The input:
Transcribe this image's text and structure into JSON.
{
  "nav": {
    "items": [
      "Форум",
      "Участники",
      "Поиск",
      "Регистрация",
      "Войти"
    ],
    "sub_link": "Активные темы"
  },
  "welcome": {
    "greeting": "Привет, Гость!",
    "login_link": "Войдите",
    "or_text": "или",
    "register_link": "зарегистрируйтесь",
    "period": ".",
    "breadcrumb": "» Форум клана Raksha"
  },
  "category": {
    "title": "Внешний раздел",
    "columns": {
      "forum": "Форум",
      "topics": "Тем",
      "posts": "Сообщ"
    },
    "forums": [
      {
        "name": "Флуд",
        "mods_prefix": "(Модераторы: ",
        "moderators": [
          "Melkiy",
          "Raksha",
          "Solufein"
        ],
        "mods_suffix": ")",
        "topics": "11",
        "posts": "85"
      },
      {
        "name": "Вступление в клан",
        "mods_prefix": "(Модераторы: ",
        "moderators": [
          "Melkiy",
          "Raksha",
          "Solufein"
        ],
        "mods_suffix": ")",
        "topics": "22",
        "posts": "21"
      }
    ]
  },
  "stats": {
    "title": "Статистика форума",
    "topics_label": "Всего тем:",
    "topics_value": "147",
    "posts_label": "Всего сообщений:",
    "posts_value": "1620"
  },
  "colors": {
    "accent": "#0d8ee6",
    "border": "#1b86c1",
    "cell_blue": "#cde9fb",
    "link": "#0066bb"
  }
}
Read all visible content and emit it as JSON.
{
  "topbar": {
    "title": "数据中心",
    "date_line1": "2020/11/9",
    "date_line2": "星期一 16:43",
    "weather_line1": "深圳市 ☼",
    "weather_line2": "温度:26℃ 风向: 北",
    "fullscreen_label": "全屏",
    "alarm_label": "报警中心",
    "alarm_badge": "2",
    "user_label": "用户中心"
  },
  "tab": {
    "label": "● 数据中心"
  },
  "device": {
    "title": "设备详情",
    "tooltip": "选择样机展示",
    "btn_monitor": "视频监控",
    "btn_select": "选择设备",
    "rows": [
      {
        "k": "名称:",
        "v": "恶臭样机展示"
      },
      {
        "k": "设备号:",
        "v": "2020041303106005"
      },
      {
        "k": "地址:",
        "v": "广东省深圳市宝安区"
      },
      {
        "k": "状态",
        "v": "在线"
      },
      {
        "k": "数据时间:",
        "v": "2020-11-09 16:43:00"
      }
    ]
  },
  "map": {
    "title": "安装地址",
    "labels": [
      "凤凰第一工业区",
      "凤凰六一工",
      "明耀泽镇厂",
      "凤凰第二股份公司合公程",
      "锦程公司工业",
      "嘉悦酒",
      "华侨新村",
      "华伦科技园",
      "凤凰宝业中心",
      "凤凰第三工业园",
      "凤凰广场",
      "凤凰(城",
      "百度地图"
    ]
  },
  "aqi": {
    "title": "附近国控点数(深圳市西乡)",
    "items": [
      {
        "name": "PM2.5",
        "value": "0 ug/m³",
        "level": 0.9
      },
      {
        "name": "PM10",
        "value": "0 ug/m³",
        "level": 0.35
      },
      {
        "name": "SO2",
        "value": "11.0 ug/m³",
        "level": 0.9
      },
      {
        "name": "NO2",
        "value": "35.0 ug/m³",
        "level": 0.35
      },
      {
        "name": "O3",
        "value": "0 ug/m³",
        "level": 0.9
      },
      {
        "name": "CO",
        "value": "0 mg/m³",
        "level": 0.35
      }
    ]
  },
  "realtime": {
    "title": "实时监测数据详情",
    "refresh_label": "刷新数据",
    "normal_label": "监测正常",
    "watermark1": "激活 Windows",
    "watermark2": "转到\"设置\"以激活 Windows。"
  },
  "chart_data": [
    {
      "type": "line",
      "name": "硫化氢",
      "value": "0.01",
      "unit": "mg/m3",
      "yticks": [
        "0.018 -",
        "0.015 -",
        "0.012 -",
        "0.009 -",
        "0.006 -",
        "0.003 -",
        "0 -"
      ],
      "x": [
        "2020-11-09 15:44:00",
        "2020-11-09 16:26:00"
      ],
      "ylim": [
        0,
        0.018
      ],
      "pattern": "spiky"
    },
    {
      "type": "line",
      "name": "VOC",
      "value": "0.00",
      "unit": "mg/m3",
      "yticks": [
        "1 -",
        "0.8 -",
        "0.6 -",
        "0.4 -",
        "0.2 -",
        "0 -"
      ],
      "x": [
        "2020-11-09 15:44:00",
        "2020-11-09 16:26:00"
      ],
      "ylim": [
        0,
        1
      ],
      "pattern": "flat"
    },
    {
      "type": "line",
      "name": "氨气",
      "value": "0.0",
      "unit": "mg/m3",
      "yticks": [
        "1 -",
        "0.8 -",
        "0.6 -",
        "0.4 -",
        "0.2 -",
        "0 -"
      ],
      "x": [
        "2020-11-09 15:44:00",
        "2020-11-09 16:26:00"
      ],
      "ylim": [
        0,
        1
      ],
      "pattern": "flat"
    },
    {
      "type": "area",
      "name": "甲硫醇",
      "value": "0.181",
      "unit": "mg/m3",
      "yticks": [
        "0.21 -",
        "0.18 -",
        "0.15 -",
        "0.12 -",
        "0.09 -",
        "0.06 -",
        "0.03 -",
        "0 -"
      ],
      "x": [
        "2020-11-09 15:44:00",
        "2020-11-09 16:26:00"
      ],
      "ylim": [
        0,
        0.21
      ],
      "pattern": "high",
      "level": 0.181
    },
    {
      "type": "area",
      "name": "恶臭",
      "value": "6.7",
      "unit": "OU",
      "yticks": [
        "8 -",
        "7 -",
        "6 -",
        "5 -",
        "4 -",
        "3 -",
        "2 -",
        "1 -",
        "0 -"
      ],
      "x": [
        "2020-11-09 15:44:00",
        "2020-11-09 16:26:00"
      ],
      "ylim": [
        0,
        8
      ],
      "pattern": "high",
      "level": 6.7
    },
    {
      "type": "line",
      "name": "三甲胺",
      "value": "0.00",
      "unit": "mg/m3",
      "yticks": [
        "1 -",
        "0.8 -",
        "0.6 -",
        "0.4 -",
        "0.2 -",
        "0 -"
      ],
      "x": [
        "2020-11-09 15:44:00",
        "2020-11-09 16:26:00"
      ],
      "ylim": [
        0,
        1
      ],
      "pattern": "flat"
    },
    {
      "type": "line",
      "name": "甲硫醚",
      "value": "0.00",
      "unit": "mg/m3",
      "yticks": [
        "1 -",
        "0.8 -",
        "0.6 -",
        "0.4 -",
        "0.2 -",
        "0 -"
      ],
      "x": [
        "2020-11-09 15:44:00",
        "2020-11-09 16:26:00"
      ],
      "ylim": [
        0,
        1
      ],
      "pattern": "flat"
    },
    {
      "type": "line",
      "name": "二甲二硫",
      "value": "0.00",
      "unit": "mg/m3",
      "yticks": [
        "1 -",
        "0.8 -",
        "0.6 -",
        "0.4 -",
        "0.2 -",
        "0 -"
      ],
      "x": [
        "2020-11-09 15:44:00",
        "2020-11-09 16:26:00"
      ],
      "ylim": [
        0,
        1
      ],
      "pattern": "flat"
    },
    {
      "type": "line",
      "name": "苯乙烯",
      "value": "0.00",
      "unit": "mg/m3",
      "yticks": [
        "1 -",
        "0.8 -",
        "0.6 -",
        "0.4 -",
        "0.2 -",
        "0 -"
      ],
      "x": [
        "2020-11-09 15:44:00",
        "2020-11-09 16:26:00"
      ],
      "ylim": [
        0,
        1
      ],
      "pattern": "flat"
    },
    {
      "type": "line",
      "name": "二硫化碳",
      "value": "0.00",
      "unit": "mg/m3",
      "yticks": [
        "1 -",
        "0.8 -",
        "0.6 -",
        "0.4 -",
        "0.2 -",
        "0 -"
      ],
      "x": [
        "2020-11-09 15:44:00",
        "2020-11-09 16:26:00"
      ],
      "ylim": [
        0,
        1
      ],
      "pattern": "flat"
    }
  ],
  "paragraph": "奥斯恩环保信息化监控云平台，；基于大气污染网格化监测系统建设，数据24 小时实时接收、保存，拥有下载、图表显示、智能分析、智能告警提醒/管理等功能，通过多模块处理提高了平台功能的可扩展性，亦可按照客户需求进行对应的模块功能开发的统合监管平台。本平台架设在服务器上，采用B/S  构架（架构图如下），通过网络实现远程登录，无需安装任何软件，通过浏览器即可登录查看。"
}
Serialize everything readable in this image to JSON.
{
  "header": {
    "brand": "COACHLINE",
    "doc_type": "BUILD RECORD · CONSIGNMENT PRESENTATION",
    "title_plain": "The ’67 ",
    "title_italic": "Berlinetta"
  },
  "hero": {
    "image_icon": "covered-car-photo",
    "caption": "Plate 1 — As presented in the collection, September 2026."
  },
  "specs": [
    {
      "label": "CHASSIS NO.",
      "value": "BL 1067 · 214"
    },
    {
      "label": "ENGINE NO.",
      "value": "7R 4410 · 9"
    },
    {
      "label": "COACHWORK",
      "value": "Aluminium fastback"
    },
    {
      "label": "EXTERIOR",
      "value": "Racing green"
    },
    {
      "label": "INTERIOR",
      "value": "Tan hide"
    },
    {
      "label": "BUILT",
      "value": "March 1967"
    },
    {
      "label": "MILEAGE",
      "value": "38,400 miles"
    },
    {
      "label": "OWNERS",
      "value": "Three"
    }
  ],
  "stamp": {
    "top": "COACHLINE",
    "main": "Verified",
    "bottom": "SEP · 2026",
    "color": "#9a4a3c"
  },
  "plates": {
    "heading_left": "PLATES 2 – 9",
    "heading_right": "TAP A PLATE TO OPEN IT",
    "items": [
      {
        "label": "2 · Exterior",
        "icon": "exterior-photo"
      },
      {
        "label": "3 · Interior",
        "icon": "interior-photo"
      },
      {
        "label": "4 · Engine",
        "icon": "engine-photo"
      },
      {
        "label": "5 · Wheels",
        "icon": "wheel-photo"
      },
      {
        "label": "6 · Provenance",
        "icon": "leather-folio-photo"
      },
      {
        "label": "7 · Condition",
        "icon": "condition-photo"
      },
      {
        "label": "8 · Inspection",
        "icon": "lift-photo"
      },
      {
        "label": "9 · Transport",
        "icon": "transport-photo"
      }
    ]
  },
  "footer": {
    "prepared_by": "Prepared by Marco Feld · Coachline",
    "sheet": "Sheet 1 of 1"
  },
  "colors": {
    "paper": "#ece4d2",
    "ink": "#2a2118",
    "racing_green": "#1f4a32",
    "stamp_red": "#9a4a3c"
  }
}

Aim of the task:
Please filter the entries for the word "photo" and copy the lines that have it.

Result for this exercise:
    "image_icon": "covered-car-photo",
        "icon": "exterior-photo"
        "icon": "interior-photo"
        "icon": "engine-photo"
        "icon": "wheel-photo"
        "icon": "leather-folio-photo"
        "icon": "condition-photo"
        "icon": "lift-photo"
        "icon": "transport-photo"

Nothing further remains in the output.